Supplied records:
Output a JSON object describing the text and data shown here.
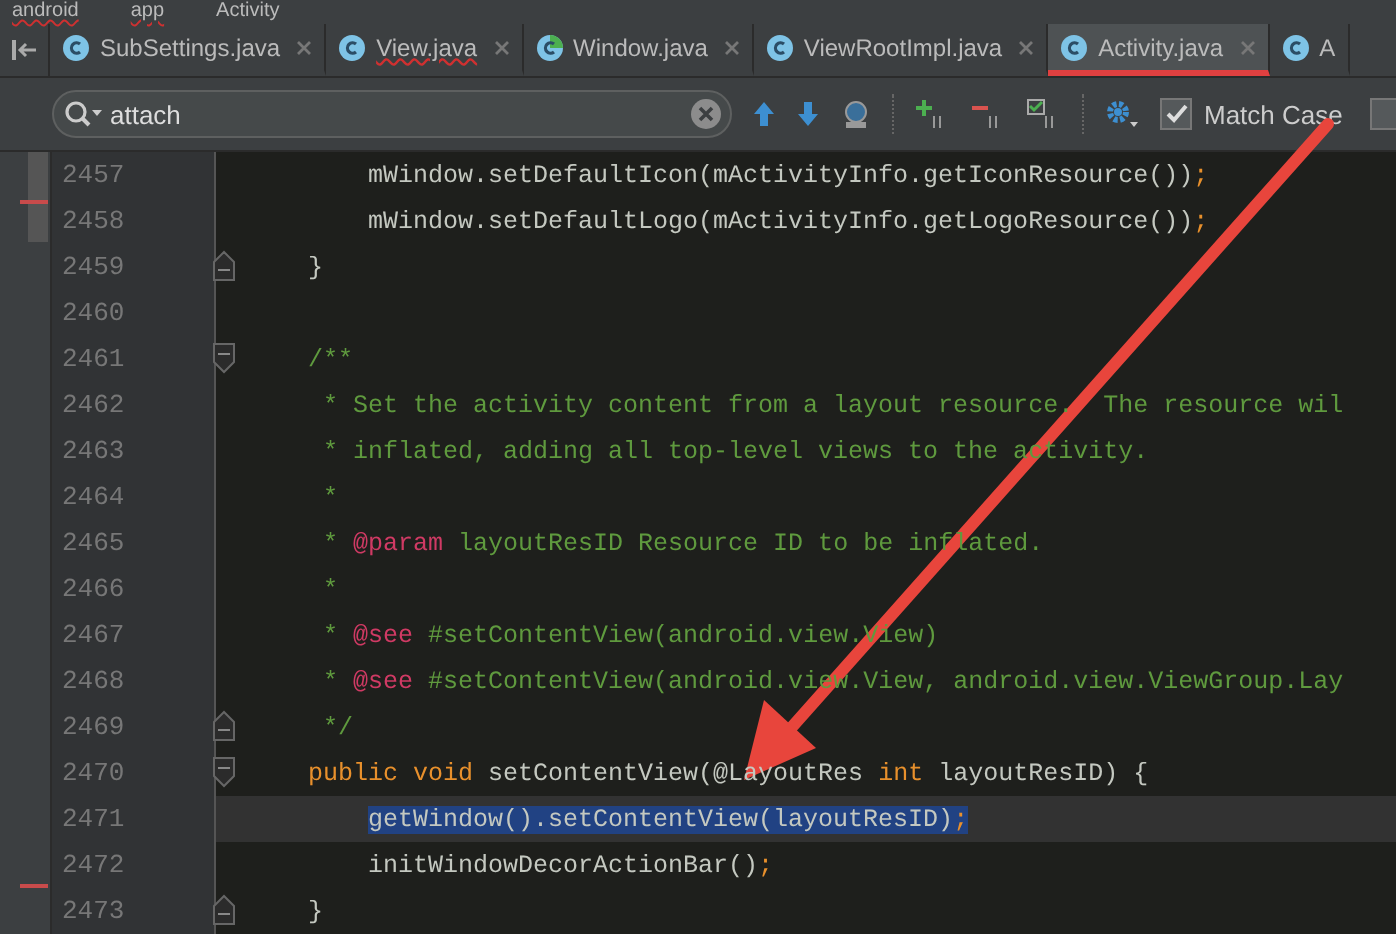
{
  "breadcrumb": [
    {
      "label": "android",
      "error": true
    },
    {
      "label": "app",
      "error": true
    },
    {
      "label": "Activity",
      "error": false
    }
  ],
  "tabs": [
    {
      "label": "SubSettings.java",
      "selected": false,
      "error": false,
      "kind": "class"
    },
    {
      "label": "View.java",
      "selected": false,
      "error": true,
      "kind": "class"
    },
    {
      "label": "Window.java",
      "selected": false,
      "error": false,
      "kind": "abstract"
    },
    {
      "label": "ViewRootImpl.java",
      "selected": false,
      "error": false,
      "kind": "class"
    },
    {
      "label": "Activity.java",
      "selected": true,
      "error": false,
      "kind": "class"
    },
    {
      "label": "A",
      "selected": false,
      "error": false,
      "kind": "class"
    }
  ],
  "search": {
    "value": "attach",
    "match_case": {
      "label": "Match Case",
      "checked": true
    },
    "option_2": {
      "checked": false
    }
  },
  "lines": [
    {
      "number": "2457",
      "kind": "plain",
      "current": false,
      "segments": [
        {
          "text": "        mWindow.setDefaultIcon(mActivityInfo.getIconResource())",
          "kind": "plain"
        },
        {
          "text": ";",
          "kind": "punct"
        }
      ]
    },
    {
      "number": "2458",
      "kind": "plain",
      "current": false,
      "segments": [
        {
          "text": "        mWindow.setDefaultLogo(mActivityInfo.getLogoResource())",
          "kind": "plain"
        },
        {
          "text": ";",
          "kind": "punct"
        }
      ]
    },
    {
      "number": "2459",
      "kind": "fold-end",
      "current": false,
      "segments": [
        {
          "text": "    }",
          "kind": "plain"
        }
      ]
    },
    {
      "number": "2460",
      "kind": "plain",
      "current": false
    },
    {
      "number": "2461",
      "kind": "fold-start",
      "current": false,
      "segments": [
        {
          "text": "    /**",
          "kind": "comment"
        }
      ]
    },
    {
      "number": "2462",
      "kind": "plain",
      "current": false,
      "segments": [
        {
          "text": "     * Set the activity content from a layout resource.  The resource wil",
          "kind": "comment"
        }
      ]
    },
    {
      "number": "2463",
      "kind": "plain",
      "current": false,
      "segments": [
        {
          "text": "     * inflated, adding all top-level views to the activity.",
          "kind": "comment"
        }
      ]
    },
    {
      "number": "2464",
      "kind": "plain",
      "current": false,
      "segments": [
        {
          "text": "     *",
          "kind": "comment"
        }
      ]
    },
    {
      "number": "2465",
      "kind": "plain",
      "current": false,
      "segments": [
        {
          "text": "     * ",
          "kind": "comment"
        },
        {
          "text": "@param",
          "kind": "doctag"
        },
        {
          "text": " layoutResID Resource ID to be inflated.",
          "kind": "comment"
        }
      ]
    },
    {
      "number": "2466",
      "kind": "plain",
      "current": false,
      "segments": [
        {
          "text": "     *",
          "kind": "comment"
        }
      ]
    },
    {
      "number": "2467",
      "kind": "plain",
      "current": false,
      "segments": [
        {
          "text": "     * ",
          "kind": "comment"
        },
        {
          "text": "@see",
          "kind": "doctag"
        },
        {
          "text": " #setContentView(android.view.View)",
          "kind": "comment"
        }
      ]
    },
    {
      "number": "2468",
      "kind": "plain",
      "current": false,
      "segments": [
        {
          "text": "     * ",
          "kind": "comment"
        },
        {
          "text": "@see",
          "kind": "doctag"
        },
        {
          "text": " #setContentView(android.view.View, android.view.ViewGroup.Lay",
          "kind": "comment"
        }
      ]
    },
    {
      "number": "2469",
      "kind": "fold-end",
      "current": false,
      "segments": [
        {
          "text": "     */",
          "kind": "comment"
        }
      ]
    },
    {
      "number": "2470",
      "kind": "fold-start",
      "current": false,
      "segments": [
        {
          "text": "    public void",
          "kind": "keyword"
        },
        {
          "text": " setContentView(@LayoutRes ",
          "kind": "plain"
        },
        {
          "text": "int",
          "kind": "keyword"
        },
        {
          "text": " layoutResID) {",
          "kind": "plain"
        }
      ]
    },
    {
      "number": "2471",
      "kind": "plain",
      "current": true,
      "segments": [
        {
          "text": "        getWindow().setContentView(layoutResID)",
          "kind": "plain",
          "selected": true
        },
        {
          "text": ";",
          "kind": "punct",
          "selected": true
        }
      ]
    },
    {
      "number": "2472",
      "kind": "plain",
      "current": false,
      "segments": [
        {
          "text": "        initWindowDecorActionBar()",
          "kind": "plain"
        },
        {
          "text": ";",
          "kind": "punct"
        }
      ]
    },
    {
      "number": "2473",
      "kind": "fold-end",
      "current": false,
      "segments": [
        {
          "text": "    }",
          "kind": "plain"
        }
      ]
    }
  ]
}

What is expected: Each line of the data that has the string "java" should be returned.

Output for this exercise:
      "label": "SubSettings.java",
      "label": "View.java",
      "label": "Window.java",
      "label": "ViewRootImpl.java",
      "label": "Activity.java",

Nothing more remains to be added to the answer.